It was on June 12, 1883 that Stilwell was issued patent number 279,505 by the U.S. Patent Office for a machine that manufactured a square-bottomed paper sack that folded flat for storage. His invention put him a whole new category of inventors. His invention of the pleated, square-bottomed sack is an invention that has stood the test of time. As everyone knows, Stilwell’s invention is still in wide use today, over 120 years later. Prior to Stilwell’s invention, the paper sack was merely a paper tube glued at the bottom; they were similar to a large envelope. Stilwell’s new “Self-Opening-Sack”, or S.O.S. could hold more items, folded flat for easy storage, could be easily snapped open, and stood up on their own for easy filling.
Stilwell did not become wealthy with his innovative invention. His patent was issued for the machine that made the bags, not the bags themselves. His invention was sold to the Union Paper Bag Company of Philadelphia, Pennsylvania.
When Stilwell invented his paper bag machine he was living in Waterton, New York. Soon after this he moved to Philadelphia, married and had three sons. Stilwell was a student of many pursuits. He was said to have been very well read, and very interested in the possibility that Frances Bacon actually wrote Shakespeare’s plays. Stilwell was so intrigued by the idea that he traveled to England to research the works of Shakespeare.
Charles Stilwell passed away in 1919 at the age of 75, while in Wayne, Pennsylvania. He is buried in Fremont in Oakwood Cemetery.
Charles Stilwell simply expanded on an idea and ended up with an invention that has stood the test of time. His S.O.S. is still pretty much the same today as it was when it was an idea on an inventor’s notepad.
EARLY AMERICAN PATTERN (PRESSED) GLASS
The Elizabeth Kreilick Timmons collection includes berry sets (consisting of a master
bowl and individual sauce dishes), goblets, celery vases, spooners (spoon holders), nappy dishes and individual sauce dishes. EAPG was mass-produced between 1850 to 1910; the majority was produced in the 1880’s. It was produced in many different designs, imitating expensive brilliant cut glass, for everyday use.

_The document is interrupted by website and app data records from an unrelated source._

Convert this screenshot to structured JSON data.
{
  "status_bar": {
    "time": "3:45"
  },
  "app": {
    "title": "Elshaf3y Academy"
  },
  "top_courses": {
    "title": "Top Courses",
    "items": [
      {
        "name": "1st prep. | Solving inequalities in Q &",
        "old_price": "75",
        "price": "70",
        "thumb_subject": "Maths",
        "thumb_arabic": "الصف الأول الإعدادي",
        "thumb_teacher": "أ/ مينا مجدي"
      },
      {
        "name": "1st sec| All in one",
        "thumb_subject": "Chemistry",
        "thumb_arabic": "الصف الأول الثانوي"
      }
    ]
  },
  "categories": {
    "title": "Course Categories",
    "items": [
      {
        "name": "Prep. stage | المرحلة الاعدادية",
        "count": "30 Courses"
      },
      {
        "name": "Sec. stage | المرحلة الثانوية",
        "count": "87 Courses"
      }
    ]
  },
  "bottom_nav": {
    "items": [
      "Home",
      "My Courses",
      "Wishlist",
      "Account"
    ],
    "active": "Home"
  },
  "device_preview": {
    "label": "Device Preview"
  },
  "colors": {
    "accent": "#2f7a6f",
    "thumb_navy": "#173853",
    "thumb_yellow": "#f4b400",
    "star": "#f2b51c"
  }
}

It was made to be very durable and at the same time, attractive. Once designed, a pattern was patented along with its name so that it could not be duplicated unless patents or molds were sold to other companies. Often competitors would produce similar patterns or names if the pattern proved to be popular with the public.

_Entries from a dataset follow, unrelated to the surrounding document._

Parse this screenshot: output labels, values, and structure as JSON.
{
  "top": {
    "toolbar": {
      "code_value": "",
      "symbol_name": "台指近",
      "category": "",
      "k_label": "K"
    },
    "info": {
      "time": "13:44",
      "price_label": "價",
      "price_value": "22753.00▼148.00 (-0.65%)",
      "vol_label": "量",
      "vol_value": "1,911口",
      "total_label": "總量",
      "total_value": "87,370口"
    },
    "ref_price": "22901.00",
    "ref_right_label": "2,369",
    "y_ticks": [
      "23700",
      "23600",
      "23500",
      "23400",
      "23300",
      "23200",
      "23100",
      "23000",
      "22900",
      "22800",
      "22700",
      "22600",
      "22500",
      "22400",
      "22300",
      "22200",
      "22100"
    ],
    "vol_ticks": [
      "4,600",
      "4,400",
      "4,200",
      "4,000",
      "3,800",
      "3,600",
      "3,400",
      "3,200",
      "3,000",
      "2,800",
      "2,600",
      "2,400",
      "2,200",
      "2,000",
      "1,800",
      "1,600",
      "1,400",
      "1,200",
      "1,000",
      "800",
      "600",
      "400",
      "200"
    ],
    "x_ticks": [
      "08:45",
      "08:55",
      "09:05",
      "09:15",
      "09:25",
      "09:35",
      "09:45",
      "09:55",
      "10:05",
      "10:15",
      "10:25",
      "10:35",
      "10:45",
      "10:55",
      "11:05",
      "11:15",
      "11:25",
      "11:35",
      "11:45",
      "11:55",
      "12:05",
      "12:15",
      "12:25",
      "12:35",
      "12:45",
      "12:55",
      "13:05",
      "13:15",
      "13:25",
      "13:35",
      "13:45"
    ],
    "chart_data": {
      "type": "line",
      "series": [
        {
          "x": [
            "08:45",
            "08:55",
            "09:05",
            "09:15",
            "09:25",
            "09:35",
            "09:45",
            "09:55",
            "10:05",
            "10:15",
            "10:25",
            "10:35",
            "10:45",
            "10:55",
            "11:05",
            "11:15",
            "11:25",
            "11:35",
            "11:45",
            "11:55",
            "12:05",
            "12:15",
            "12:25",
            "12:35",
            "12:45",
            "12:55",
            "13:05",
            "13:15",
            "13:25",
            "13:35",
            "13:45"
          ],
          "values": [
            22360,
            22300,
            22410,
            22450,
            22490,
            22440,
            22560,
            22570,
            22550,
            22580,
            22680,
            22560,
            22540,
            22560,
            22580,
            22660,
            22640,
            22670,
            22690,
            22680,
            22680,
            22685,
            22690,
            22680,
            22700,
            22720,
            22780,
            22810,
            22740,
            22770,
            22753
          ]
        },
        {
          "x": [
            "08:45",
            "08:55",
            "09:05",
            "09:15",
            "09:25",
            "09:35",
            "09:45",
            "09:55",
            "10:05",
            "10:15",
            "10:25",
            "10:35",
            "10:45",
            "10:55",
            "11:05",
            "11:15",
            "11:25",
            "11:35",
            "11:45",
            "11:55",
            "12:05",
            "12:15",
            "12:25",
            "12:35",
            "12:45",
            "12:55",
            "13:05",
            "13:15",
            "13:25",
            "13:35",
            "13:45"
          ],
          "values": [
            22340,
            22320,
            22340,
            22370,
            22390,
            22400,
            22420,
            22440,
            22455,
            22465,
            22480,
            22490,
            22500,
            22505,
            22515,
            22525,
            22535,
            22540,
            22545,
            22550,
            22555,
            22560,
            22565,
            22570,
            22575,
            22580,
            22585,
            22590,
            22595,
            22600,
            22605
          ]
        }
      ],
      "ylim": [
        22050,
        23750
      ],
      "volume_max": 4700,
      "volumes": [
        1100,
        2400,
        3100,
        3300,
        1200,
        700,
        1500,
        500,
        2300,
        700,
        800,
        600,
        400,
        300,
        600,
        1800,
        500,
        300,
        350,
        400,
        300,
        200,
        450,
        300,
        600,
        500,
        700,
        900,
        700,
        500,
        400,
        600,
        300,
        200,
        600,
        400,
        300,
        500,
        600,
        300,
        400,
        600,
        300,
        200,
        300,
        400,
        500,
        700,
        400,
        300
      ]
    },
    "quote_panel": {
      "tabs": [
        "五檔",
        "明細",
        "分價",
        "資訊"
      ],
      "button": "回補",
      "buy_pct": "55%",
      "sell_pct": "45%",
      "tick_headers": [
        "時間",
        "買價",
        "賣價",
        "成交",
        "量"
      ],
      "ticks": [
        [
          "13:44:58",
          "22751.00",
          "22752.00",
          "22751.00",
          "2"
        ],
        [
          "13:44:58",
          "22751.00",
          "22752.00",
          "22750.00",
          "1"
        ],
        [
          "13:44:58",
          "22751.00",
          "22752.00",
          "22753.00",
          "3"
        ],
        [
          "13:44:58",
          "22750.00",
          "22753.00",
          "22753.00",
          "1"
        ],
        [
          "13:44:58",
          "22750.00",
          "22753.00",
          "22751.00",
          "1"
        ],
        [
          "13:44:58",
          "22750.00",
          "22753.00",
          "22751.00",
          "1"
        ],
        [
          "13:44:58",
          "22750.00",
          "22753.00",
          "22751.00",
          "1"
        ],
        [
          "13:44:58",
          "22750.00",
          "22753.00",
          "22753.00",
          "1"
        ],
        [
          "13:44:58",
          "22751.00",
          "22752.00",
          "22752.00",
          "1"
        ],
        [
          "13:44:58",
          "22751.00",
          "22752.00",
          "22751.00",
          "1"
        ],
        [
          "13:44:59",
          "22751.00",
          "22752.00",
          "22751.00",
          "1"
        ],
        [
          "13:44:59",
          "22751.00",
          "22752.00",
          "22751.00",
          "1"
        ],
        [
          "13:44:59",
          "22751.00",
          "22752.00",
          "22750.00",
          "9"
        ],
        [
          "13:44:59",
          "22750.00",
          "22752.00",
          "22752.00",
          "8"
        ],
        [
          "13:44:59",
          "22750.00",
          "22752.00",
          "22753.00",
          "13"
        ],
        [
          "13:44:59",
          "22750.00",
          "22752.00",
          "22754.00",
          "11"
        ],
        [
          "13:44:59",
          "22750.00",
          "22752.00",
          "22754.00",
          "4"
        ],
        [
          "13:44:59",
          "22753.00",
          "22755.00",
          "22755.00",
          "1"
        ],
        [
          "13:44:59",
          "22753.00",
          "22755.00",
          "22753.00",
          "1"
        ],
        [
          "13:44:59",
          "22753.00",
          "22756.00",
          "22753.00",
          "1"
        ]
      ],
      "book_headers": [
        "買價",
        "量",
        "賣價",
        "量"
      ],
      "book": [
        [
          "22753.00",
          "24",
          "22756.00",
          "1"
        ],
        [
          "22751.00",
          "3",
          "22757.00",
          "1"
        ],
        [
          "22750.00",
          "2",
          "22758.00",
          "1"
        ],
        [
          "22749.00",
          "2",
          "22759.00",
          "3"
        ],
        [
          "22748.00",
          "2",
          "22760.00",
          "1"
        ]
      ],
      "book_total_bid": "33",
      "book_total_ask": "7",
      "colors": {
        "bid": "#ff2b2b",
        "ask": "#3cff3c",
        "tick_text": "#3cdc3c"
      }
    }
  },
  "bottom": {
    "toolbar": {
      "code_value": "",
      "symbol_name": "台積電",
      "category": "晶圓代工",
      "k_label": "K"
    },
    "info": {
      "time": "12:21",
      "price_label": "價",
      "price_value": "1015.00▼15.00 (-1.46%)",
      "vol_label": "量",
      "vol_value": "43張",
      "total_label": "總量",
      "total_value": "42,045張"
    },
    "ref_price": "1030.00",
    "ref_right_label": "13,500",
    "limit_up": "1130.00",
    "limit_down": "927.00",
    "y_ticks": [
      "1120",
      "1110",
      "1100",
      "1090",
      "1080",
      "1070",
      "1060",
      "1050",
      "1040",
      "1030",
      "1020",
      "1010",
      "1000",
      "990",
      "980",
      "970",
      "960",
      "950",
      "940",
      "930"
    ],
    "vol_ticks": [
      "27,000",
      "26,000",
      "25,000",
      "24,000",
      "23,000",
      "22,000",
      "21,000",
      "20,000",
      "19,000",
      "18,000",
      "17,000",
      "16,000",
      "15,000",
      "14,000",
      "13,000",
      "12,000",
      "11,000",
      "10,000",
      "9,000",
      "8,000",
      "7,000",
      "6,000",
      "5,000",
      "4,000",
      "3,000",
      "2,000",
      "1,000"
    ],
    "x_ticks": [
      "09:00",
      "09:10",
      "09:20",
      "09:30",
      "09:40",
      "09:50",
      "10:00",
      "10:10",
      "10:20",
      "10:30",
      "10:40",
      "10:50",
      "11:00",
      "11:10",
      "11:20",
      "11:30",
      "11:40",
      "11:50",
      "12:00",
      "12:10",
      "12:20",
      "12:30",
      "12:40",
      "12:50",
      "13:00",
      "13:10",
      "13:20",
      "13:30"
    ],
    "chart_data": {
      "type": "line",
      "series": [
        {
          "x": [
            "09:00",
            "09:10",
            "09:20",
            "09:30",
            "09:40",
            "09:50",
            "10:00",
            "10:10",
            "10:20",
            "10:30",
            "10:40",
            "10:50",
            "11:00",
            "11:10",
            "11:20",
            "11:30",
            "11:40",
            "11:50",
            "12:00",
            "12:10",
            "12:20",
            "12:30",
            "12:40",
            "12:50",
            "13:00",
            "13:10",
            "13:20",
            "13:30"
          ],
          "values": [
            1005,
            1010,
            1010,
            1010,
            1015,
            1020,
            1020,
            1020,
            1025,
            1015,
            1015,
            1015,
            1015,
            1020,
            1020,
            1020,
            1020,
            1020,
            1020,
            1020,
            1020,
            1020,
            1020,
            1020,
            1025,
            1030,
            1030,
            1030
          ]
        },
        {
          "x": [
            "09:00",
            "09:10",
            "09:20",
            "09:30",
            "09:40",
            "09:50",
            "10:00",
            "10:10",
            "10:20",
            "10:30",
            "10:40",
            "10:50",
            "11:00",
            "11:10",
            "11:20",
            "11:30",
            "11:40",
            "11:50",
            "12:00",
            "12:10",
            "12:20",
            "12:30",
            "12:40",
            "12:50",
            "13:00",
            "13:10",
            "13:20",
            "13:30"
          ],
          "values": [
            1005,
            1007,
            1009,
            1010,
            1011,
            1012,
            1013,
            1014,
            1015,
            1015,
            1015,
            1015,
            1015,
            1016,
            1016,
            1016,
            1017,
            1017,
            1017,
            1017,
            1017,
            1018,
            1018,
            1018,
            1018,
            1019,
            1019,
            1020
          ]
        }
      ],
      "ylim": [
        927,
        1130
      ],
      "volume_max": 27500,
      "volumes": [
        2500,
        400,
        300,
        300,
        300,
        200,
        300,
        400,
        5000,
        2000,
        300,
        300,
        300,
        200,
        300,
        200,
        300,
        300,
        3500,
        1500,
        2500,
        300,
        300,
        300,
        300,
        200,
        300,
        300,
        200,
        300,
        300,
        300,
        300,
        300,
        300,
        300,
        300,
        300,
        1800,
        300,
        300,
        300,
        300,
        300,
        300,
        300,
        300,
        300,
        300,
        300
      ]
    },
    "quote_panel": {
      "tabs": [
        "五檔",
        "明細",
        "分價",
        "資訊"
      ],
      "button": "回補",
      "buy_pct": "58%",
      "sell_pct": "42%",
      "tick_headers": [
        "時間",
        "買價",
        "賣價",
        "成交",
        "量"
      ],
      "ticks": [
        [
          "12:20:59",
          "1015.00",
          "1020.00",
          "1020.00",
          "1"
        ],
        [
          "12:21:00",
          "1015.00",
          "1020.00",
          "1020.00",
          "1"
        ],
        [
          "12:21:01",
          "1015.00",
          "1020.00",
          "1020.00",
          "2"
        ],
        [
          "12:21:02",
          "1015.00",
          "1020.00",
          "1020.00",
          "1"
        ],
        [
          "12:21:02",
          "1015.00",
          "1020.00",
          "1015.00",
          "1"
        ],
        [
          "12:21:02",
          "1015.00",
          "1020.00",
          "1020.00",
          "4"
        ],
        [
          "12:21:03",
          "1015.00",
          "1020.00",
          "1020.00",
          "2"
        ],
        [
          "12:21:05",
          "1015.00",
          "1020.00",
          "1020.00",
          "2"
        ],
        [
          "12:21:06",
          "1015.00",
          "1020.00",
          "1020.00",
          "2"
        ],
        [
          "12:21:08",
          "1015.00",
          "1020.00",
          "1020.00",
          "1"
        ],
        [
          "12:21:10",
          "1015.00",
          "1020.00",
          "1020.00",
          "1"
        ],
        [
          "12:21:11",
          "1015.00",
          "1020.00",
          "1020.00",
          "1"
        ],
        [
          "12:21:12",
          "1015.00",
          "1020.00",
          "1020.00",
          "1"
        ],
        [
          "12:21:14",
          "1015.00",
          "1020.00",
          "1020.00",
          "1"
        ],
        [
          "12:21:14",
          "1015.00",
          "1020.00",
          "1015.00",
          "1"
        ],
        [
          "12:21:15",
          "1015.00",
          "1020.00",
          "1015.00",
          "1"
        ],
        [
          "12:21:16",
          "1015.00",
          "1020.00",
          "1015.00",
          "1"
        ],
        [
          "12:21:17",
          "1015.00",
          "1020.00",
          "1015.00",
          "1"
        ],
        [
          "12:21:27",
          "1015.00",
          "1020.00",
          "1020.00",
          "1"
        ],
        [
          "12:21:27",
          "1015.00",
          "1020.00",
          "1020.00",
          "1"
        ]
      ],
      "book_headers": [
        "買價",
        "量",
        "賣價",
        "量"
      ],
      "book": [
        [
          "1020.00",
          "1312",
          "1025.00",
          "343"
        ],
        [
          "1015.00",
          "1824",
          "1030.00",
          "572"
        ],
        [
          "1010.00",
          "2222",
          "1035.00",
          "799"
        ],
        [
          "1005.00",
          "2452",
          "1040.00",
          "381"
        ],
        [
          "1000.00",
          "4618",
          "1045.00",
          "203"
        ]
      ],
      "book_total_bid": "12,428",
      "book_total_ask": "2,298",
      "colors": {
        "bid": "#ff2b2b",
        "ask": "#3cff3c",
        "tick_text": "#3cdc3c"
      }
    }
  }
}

Over 3000 known patterns were produced. Some of the patterns were produced as
full table settings, while others were produced only in goblet form or single tableware
A table set (breakfast set) consisted of a creamer, covered sugar, spooner and
covered butter dish.
EAPG was produced in both Canada and the U.S. with American companies
outnumbering Canadian factories. Patterns were designed then duplicated into a cast
iron mold. The mold was then fired at an extreme temperature. Pieces of the mold
were pulled away from the glass which was left to cool. Mold seams were sometimes
well hidden in the pattern.
Hundreds of different manufacturers made EAPG. Among the best known and the
most prolific included Bryce Brothers, McKee & Brothers, U.S. Glass Company,
Fostoria, Hobbs Bruckunier & Company, Cambridge Glass, A. H. Heisey and
Imperial Glass Company. Due to the natural gas supply at the time, many glass
companies were located in Ohio. That includes from the above list: U. S. Glass Co.
in Tiffin, Fostoria (later located to Moundsville, WV), Cambridge Glass in
Cambridge, A. H. Heisey in Newark and Imperial Glass Co. in Bellaire.
Around the 1920’s, pressed glass lost its popularity and crystal became the “in thing.
Affordable crystal was shipped from Europe.
During the Great Depression, people could no longer afford crystal and returned to
pressed glass. This new period of glassware became known as “Depression Glass.”
It was produced the same way, pressed into a cast iron mold, but in different patterns
and colors to brighten the day.